BEGIN

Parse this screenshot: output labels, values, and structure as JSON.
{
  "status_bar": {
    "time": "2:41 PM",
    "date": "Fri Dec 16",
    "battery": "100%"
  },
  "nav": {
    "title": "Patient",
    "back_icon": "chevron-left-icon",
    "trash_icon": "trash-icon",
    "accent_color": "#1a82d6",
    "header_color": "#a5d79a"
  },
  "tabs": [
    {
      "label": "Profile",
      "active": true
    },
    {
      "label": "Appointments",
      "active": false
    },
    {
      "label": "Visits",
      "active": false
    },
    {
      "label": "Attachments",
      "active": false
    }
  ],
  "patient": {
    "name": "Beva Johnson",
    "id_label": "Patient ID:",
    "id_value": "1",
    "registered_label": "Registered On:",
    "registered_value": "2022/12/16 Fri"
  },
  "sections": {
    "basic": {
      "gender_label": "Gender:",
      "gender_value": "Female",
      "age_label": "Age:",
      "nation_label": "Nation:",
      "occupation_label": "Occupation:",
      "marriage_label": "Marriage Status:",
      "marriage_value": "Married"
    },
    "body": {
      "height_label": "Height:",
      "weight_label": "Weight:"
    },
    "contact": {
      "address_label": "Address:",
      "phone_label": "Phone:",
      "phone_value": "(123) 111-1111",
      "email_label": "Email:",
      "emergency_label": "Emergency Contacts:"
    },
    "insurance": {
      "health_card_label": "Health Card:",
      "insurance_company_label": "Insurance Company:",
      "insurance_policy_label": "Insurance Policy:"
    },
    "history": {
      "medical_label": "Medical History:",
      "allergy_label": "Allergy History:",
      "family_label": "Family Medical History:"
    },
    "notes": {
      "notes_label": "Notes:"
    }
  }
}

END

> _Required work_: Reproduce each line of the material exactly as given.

> _Worked solution_:
Parse this screenshot: output labels, values, and structure as JSON.
{
  "status_bar": {
    "time": "2:41 PM",
    "date": "Fri Dec 16",
    "battery": "100%"
  },
  "nav": {
    "title": "Patient",
    "back_icon": "chevron-left-icon",
    "trash_icon": "trash-icon",
    "accent_color": "#1a82d6",
    "header_color": "#a5d79a"
  },
  "tabs": [
    {
      "label": "Profile",
      "active": true
    },
    {
      "label": "Appointments",
      "active": false
    },
    {
      "label": "Visits",
      "active": false
    },
    {
      "label": "Attachments",
      "active": false
    }
  ],
  "patient": {
    "name": "Beva Johnson",
    "id_label": "Patient ID:",
    "id_value": "1",
    "registered_label": "Registered On:",
    "registered_value": "2022/12/16 Fri"
  },
  "sections": {
    "basic": {
      "gender_label": "Gender:",
      "gender_value": "Female",
      "age_label": "Age:",
      "nation_label": "Nation:",
      "occupation_label": "Occupation:",
      "marriage_label": "Marriage Status:",
      "marriage_value": "Married"
    },
    "body": {
      "height_label": "Height:",
      "weight_label": "Weight:"
    },
    "contact": {
      "address_label": "Address:",
      "phone_label": "Phone:",
      "phone_value": "(123) 111-1111",
      "email_label": "Email:",
      "emergency_label": "Emergency Contacts:"
    },
    "insurance": {
      "health_card_label": "Health Card:",
      "insurance_company_label": "Insurance Company:",
      "insurance_policy_label": "Insurance Policy:"
    },
    "history": {
      "medical_label": "Medical History:",
      "allergy_label": "Allergy History:",
      "family_label": "Family Medical History:"
    },
    "notes": {
      "notes_label": "Notes:"
    }
  }
}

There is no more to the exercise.